> **Goal of the exercise**: The expected output is every entry, copied exactly.

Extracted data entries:
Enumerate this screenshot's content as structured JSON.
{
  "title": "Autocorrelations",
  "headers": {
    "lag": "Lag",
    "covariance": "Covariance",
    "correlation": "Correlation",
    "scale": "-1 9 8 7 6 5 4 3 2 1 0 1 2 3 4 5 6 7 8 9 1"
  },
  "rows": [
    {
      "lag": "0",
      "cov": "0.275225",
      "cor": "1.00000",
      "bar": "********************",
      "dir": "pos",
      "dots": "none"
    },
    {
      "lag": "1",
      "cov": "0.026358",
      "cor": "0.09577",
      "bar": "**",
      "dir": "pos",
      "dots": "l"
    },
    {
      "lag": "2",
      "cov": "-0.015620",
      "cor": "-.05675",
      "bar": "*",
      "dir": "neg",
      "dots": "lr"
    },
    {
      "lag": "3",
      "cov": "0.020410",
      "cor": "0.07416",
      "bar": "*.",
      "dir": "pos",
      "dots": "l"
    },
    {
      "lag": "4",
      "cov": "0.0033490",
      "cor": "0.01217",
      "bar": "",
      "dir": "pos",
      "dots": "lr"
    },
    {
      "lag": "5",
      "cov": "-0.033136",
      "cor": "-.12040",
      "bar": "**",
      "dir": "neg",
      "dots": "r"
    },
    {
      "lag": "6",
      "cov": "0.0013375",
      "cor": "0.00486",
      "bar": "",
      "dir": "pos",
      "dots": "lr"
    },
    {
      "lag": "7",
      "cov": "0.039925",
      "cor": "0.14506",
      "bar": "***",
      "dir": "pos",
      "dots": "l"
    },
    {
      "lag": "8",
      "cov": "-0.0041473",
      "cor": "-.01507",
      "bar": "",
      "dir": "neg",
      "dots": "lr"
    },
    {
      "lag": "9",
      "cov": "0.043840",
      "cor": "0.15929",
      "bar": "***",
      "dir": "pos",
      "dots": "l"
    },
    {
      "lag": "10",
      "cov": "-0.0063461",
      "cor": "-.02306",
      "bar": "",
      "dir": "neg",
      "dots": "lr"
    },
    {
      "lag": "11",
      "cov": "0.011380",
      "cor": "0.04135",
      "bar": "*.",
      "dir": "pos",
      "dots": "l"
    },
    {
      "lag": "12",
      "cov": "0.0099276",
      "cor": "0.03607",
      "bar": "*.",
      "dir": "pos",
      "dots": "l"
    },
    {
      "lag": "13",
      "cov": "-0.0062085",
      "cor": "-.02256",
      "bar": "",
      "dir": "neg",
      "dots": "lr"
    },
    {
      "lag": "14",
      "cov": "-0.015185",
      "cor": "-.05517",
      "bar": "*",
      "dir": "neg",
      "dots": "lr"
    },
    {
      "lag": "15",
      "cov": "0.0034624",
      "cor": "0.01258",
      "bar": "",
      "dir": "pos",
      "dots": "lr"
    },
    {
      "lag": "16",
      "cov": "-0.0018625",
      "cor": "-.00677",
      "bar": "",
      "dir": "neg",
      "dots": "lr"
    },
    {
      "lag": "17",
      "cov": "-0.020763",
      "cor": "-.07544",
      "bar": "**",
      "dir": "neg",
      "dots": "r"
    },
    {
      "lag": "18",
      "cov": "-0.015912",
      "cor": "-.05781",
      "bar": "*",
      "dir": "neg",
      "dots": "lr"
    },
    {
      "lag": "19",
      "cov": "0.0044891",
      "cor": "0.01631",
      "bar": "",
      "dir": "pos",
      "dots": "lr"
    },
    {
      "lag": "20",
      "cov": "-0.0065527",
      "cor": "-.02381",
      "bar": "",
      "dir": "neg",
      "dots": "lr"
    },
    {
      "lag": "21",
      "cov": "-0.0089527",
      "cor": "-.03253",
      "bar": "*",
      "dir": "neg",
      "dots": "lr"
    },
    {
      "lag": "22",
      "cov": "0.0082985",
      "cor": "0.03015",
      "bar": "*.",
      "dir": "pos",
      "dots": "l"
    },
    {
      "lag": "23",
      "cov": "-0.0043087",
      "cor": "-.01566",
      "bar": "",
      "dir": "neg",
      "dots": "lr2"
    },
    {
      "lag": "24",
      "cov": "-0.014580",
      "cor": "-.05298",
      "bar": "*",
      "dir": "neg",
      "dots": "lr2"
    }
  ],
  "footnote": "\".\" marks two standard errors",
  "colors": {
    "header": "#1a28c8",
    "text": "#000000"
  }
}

> **Response area**:
Enumerate this screenshot's content as structured JSON.
{
  "title": "Autocorrelations",
  "headers": {
    "lag": "Lag",
    "covariance": "Covariance",
    "correlation": "Correlation",
    "scale": "-1 9 8 7 6 5 4 3 2 1 0 1 2 3 4 5 6 7 8 9 1"
  },
  "rows": [
    {
      "lag": "0",
      "cov": "0.275225",
      "cor": "1.00000",
      "bar": "********************",
      "dir": "pos",
      "dots": "none"
    },
    {
      "lag": "1",
      "cov": "0.026358",
      "cor": "0.09577",
      "bar": "**",
      "dir": "pos",
      "dots": "l"
    },
    {
      "lag": "2",
      "cov": "-0.015620",
      "cor": "-.05675",
      "bar": "*",
      "dir": "neg",
      "dots": "lr"
    },
    {
      "lag": "3",
      "cov": "0.020410",
      "cor": "0.07416",
      "bar": "*.",
      "dir": "pos",
      "dots": "l"
    },
    {
      "lag": "4",
      "cov": "0.0033490",
      "cor": "0.01217",
      "bar": "",
      "dir": "pos",
      "dots": "lr"
    },
    {
      "lag": "5",
      "cov": "-0.033136",
      "cor": "-.12040",
      "bar": "**",
      "dir": "neg",
      "dots": "r"
    },
    {
      "lag": "6",
      "cov": "0.0013375",
      "cor": "0.00486",
      "bar": "",
      "dir": "pos",
      "dots": "lr"
    },
    {
      "lag": "7",
      "cov": "0.039925",
      "cor": "0.14506",
      "bar": "***",
      "dir": "pos",
      "dots": "l"
    },
    {
      "lag": "8",
      "cov": "-0.0041473",
      "cor": "-.01507",
      "bar": "",
      "dir": "neg",
      "dots": "lr"
    },
    {
      "lag": "9",
      "cov": "0.043840",
      "cor": "0.15929",
      "bar": "***",
      "dir": "pos",
      "dots": "l"
    },
    {
      "lag": "10",
      "cov": "-0.0063461",
      "cor": "-.02306",
      "bar": "",
      "dir": "neg",
      "dots": "lr"
    },
    {
      "lag": "11",
      "cov": "0.011380",
      "cor": "0.04135",
      "bar": "*.",
      "dir": "pos",
      "dots": "l"
    },
    {
      "lag": "12",
      "cov": "0.0099276",
      "cor": "0.03607",
      "bar": "*.",
      "dir": "pos",
      "dots": "l"
    },
    {
      "lag": "13",
      "cov": "-0.0062085",
      "cor": "-.02256",
      "bar": "",
      "dir": "neg",
      "dots": "lr"
    },
    {
      "lag": "14",
      "cov": "-0.015185",
      "cor": "-.05517",
      "bar": "*",
      "dir": "neg",
      "dots": "lr"
    },
    {
      "lag": "15",
      "cov": "0.0034624",
      "cor": "0.01258",
      "bar": "",
      "dir": "pos",
      "dots": "lr"
    },
    {
      "lag": "16",
      "cov": "-0.0018625",
      "cor": "-.00677",
      "bar": "",
      "dir": "neg",
      "dots": "lr"
    },
    {
      "lag": "17",
      "cov": "-0.020763",
      "cor": "-.07544",
      "bar": "**",
      "dir": "neg",
      "dots": "r"
    },
    {
      "lag": "18",
      "cov": "-0.015912",
      "cor": "-.05781",
      "bar": "*",
      "dir": "neg",
      "dots": "lr"
    },
    {
      "lag": "19",
      "cov": "0.0044891",
      "cor": "0.01631",
      "bar": "",
      "dir": "pos",
      "dots": "lr"
    },
    {
      "lag": "20",
      "cov": "-0.0065527",
      "cor": "-.02381",
      "bar": "",
      "dir": "neg",
      "dots": "lr"
    },
    {
      "lag": "21",
      "cov": "-0.0089527",
      "cor": "-.03253",
      "bar": "*",
      "dir": "neg",
      "dots": "lr"
    },
    {
      "lag": "22",
      "cov": "0.0082985",
      "cor": "0.03015",
      "bar": "*.",
      "dir": "pos",
      "dots": "l"
    },
    {
      "lag": "23",
      "cov": "-0.0043087",
      "cor": "-.01566",
      "bar": "",
      "dir": "neg",
      "dots": "lr2"
    },
    {
      "lag": "24",
      "cov": "-0.014580",
      "cor": "-.05298",
      "bar": "*",
      "dir": "neg",
      "dots": "lr2"
    }
  ],
  "footnote": "\".\" marks two standard errors",
  "colors": {
    "header": "#1a28c8",
    "text": "#000000"
  }
}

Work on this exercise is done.